attracted with money and fast track promotion schemes, organisations by additional resources permitting them to build up the extra capacity that is required to enable them to release talented individuals at short notice without compromising their primary day-to-day functions.

Experience also shows that it is crucial that civilian and military CA capacities are not developed separately but jointly. Civilian CA personnel should be trained jointly with military personnel from day one in order to break down cultural barriers and facilitate the creation of the joint CA mindset that is necessary for success. NATO would therefore do itself a favour by changing its terminology. Instead of distin-guishing between civilian and military personnel, it should employ the phrase ‘CA personnel’ in order to put civilian and military personnel on an equal footing and emphasise the joint nature of the enterprise. The importance of joint civil–military training cannot be over-emphasised.

Conclusion

Since NATO adopted its CA at the Riga Summit in 2006, the gap between rhetoric and practice in Afghanistan has continued to grow. It has proved impossible for NATO to realise its vision of a collective CA where the Alliance acts in support of the international community, i.e. the variety of civilian actors typically involved in crisis management operations. Many therefore urged NATO to close this gap in its New Strategic Concept. While the decision in the Concept to establish a civilian crisis management capability is an important step in the right direction, its approach to civilian capacity building is too timid and unambitious. It is not enough merely to call on member states to make civilian specialists available to Alliance operations.

Such specialists do not exist in the numbers required and the Alliance must make a proactive and sustained effort to convince member states to create them. A new dedicated NATO entity tasked to promote CA will be required to this end, but while such an entity can facilitate CA capacity building it cannot make it happen on its own. Effective CA capacity building ultimately depends on the political willingness of member states to build effective CA capacities at the national level. It will take time and money and no easy fixes exist – and there is far more to this than simply increasing the number of civilian specialists.

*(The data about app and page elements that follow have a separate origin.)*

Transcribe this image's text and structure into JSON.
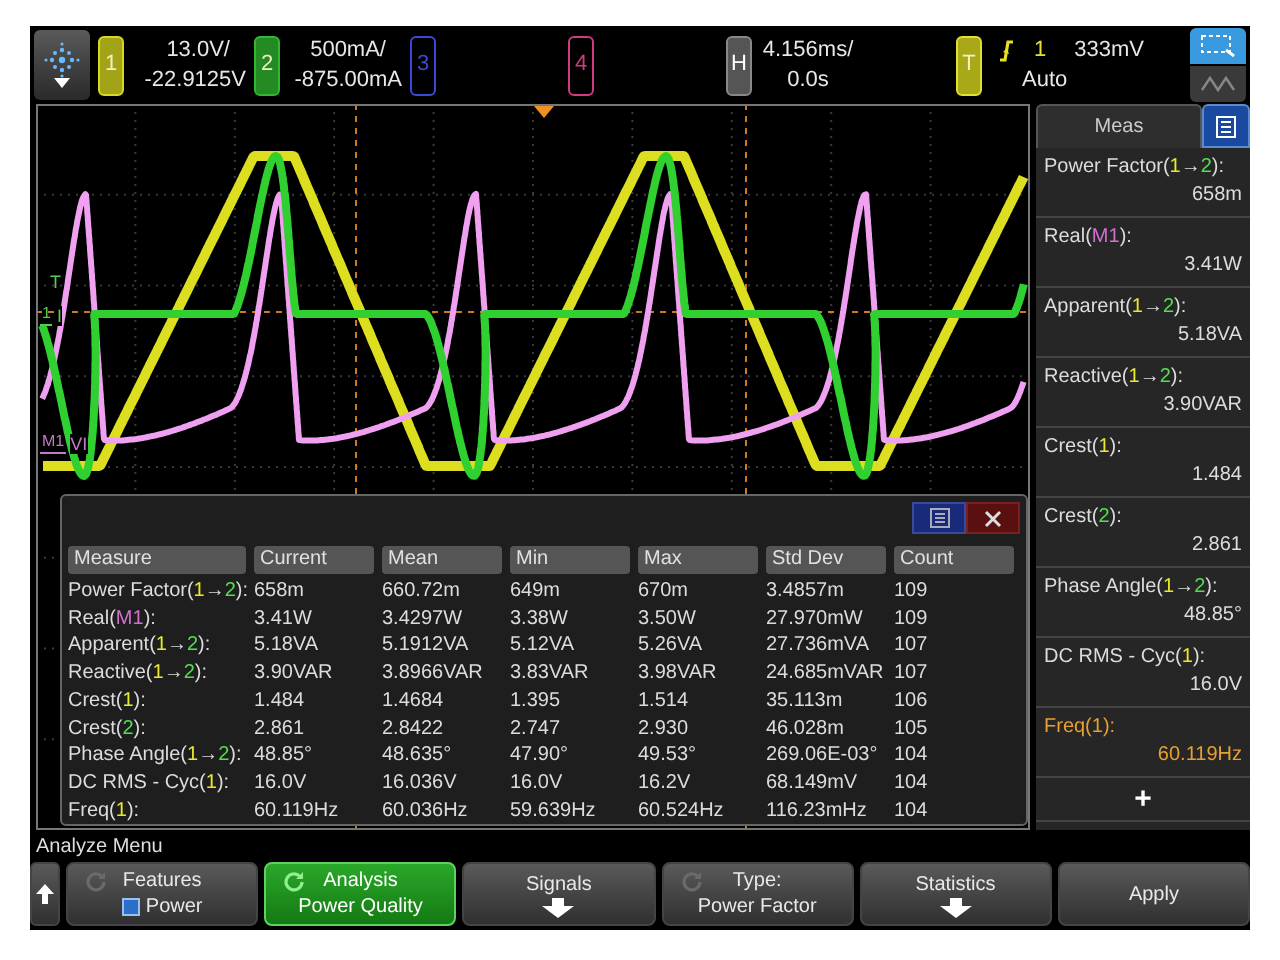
{
  "top_bar": {
    "channels": [
      {
        "number": "1",
        "color": "#d8d820",
        "on": true,
        "scale": "13.0V/",
        "offset": "-22.9125V"
      },
      {
        "number": "2",
        "color": "#30b830",
        "on": true,
        "scale": "500mA/",
        "offset": "-875.00mA"
      },
      {
        "number": "3",
        "color": "#3a4ad8",
        "on": false
      },
      {
        "number": "4",
        "color": "#d03a80",
        "on": false
      }
    ],
    "horizontal": {
      "label": "H",
      "scale": "4.156ms/",
      "delay": "0.0s"
    },
    "trigger": {
      "label": "T",
      "source": "1",
      "level": "333mV",
      "mode": "Auto"
    }
  },
  "plot": {
    "trigger_mark": "T",
    "markers": [
      {
        "label": "1",
        "tag": "I",
        "color": "#50d050"
      },
      {
        "label": "M1",
        "tag": "VI",
        "color": "#c878c8"
      }
    ]
  },
  "table": {
    "columns": [
      "Measure",
      "Current",
      "Mean",
      "Min",
      "Max",
      "Std Dev",
      "Count"
    ],
    "rows": [
      {
        "cells": [
          [
            {
              "text": "Power Factor("
            },
            {
              "text": "1",
              "color": "#e8e830"
            },
            {
              "text": "→"
            },
            {
              "text": "2",
              "color": "#50e050"
            },
            {
              "text": "):"
            }
          ],
          "658m",
          "660.72m",
          "649m",
          "670m",
          "3.4857m",
          "109"
        ]
      },
      {
        "cells": [
          [
            {
              "text": "Real("
            },
            {
              "text": "M1",
              "color": "#d070d0"
            },
            {
              "text": "):"
            }
          ],
          "3.41W",
          "3.4297W",
          "3.38W",
          "3.50W",
          "27.970mW",
          "109"
        ]
      },
      {
        "cells": [
          [
            {
              "text": "Apparent("
            },
            {
              "text": "1",
              "color": "#e8e830"
            },
            {
              "text": "→"
            },
            {
              "text": "2",
              "color": "#50e050"
            },
            {
              "text": "):"
            }
          ],
          "5.18VA",
          "5.1912VA",
          "5.12VA",
          "5.26VA",
          "27.736mVA",
          "107"
        ]
      },
      {
        "cells": [
          [
            {
              "text": "Reactive("
            },
            {
              "text": "1",
              "color": "#e8e830"
            },
            {
              "text": "→"
            },
            {
              "text": "2",
              "color": "#50e050"
            },
            {
              "text": "):"
            }
          ],
          "3.90VAR",
          "3.8966VAR",
          "3.83VAR",
          "3.98VAR",
          "24.685mVAR",
          "107"
        ]
      },
      {
        "cells": [
          [
            {
              "text": "Crest("
            },
            {
              "text": "1",
              "color": "#e8e830"
            },
            {
              "text": "):"
            }
          ],
          "1.484",
          "1.4684",
          "1.395",
          "1.514",
          "35.113m",
          "106"
        ]
      },
      {
        "cells": [
          [
            {
              "text": "Crest("
            },
            {
              "text": "2",
              "color": "#50e050"
            },
            {
              "text": "):"
            }
          ],
          "2.861",
          "2.8422",
          "2.747",
          "2.930",
          "46.028m",
          "105"
        ]
      },
      {
        "cells": [
          [
            {
              "text": "Phase Angle("
            },
            {
              "text": "1",
              "color": "#e8e830"
            },
            {
              "text": "→"
            },
            {
              "text": "2",
              "color": "#50e050"
            },
            {
              "text": "):"
            }
          ],
          "48.85°",
          "48.635°",
          "47.90°",
          "49.53°",
          "269.06E-03°",
          "104"
        ]
      },
      {
        "cells": [
          [
            {
              "text": "DC RMS - Cyc("
            },
            {
              "text": "1",
              "color": "#e8e830"
            },
            {
              "text": "):"
            }
          ],
          "16.0V",
          "16.036V",
          "16.0V",
          "16.2V",
          "68.149mV",
          "104"
        ]
      },
      {
        "cells": [
          [
            {
              "text": "Freq("
            },
            {
              "text": "1",
              "color": "#e8e830"
            },
            {
              "text": "):"
            }
          ],
          "60.119Hz",
          "60.036Hz",
          "59.639Hz",
          "60.524Hz",
          "116.23mHz",
          "104"
        ]
      }
    ]
  },
  "panel": {
    "tab": "Meas",
    "items": [
      {
        "label": [
          {
            "text": "Power Factor("
          },
          {
            "text": "1",
            "color": "#e8e830"
          },
          {
            "text": "→"
          },
          {
            "text": "2",
            "color": "#50e050"
          },
          {
            "text": "):"
          }
        ],
        "value": "658m",
        "selected": false
      },
      {
        "label": [
          {
            "text": "Real("
          },
          {
            "text": "M1",
            "color": "#d070d0"
          },
          {
            "text": "):"
          }
        ],
        "value": "3.41W",
        "selected": false
      },
      {
        "label": [
          {
            "text": "Apparent("
          },
          {
            "text": "1",
            "color": "#e8e830"
          },
          {
            "text": "→"
          },
          {
            "text": "2",
            "color": "#50e050"
          },
          {
            "text": "):"
          }
        ],
        "value": "5.18VA",
        "selected": false
      },
      {
        "label": [
          {
            "text": "Reactive("
          },
          {
            "text": "1",
            "color": "#e8e830"
          },
          {
            "text": "→"
          },
          {
            "text": "2",
            "color": "#50e050"
          },
          {
            "text": "):"
          }
        ],
        "value": "3.90VAR",
        "selected": false
      },
      {
        "label": [
          {
            "text": "Crest("
          },
          {
            "text": "1",
            "color": "#e8e830"
          },
          {
            "text": "):"
          }
        ],
        "value": "1.484",
        "selected": false
      },
      {
        "label": [
          {
            "text": "Crest("
          },
          {
            "text": "2",
            "color": "#50e050"
          },
          {
            "text": "):"
          }
        ],
        "value": "2.861",
        "selected": false
      },
      {
        "label": [
          {
            "text": "Phase Angle("
          },
          {
            "text": "1",
            "color": "#e8e830"
          },
          {
            "text": "→"
          },
          {
            "text": "2",
            "color": "#50e050"
          },
          {
            "text": "):"
          }
        ],
        "value": "48.85°",
        "selected": false
      },
      {
        "label": [
          {
            "text": "DC RMS - Cyc("
          },
          {
            "text": "1",
            "color": "#e8e830"
          },
          {
            "text": "):"
          }
        ],
        "value": "16.0V",
        "selected": false
      },
      {
        "label": [
          {
            "text": "Freq(1):"
          }
        ],
        "value": "60.119Hz",
        "selected": true
      }
    ],
    "add_button": "+"
  },
  "menu_title": "Analyze Menu",
  "softkeys": [
    {
      "kind": "up",
      "selected": false
    },
    {
      "kind": "toggle",
      "title": "Features",
      "value": "Power",
      "checked": true,
      "selected": false
    },
    {
      "kind": "choice",
      "title": "Analysis",
      "value": "Power Quality",
      "selected": true
    },
    {
      "kind": "submenu",
      "title": "Signals",
      "selected": false
    },
    {
      "kind": "choice",
      "title": "Type:",
      "value": "Power Factor",
      "selected": false
    },
    {
      "kind": "submenu",
      "title": "Statistics",
      "selected": false
    },
    {
      "kind": "action",
      "title": "Apply",
      "selected": false
    }
  ]
}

Notes

1 NATO 2020, ‘Assured Security; Dynamic Engagement. Analysis and Recommendations of the Group of Experts on a New Strategic Concept for NATO’, NATO, 17 May 2010, pp.41-42.

2 For a detailed account of this process see my, ‘NATO’s Comprehensive Approach to Crisis Response Operations: A Work in Slow Progress’, DIIS Report, No 15 (2008), http://www.diis.dk/graphics/Publications/

Reports%202008/Report_2008-15_NATO_Comprehensive_Approach_Crisis_Response_Operations.pdf

3 For an elaboration of these points see my, ‘Right Strategy, Wrong Place: Why Nato´s Comprehensive Approach Will Fail In Afghanistan’, UNISCI Discussion Papers, No. 22 (January 2010), pp.78–90, http://www.ucm.

es/info/unisci/revistas/UNISCI%20DP%2022%20-%20JAKOBSEN.pdf

4 U.S. Civilian Uplift in Afghanistan Is Progressing but Some Key Issues Merit Further Examination as Implementation Continues, Special Inspector General for Afghanistan Reconstruction, Audit-11-2 October 2010.

5 See my, ‘The ESDP and Civilian Rapid Reaction: Adding Value is Harder than Expected’, European Security, Vol. 15, No. 3, 2006, pp.299–321; Cedric de Coning, ‘Addressing the Civilian Peacekeeping Capacity Gap’, Conflict Trends, No 2 (ACCORD, 2010), pp.11–20; Daniel Korski and Richard Gowan, ‘Can the EU Rebuild Failing States? A Review of Europe’s Civilian Capacities’, European Council on Foreign Relations, 2009.

6 http://www.stabilisationunit.gov.uk/

8. Cooperative Security: Waning Influence in the

In document DIIS REPORT (Page 83-91)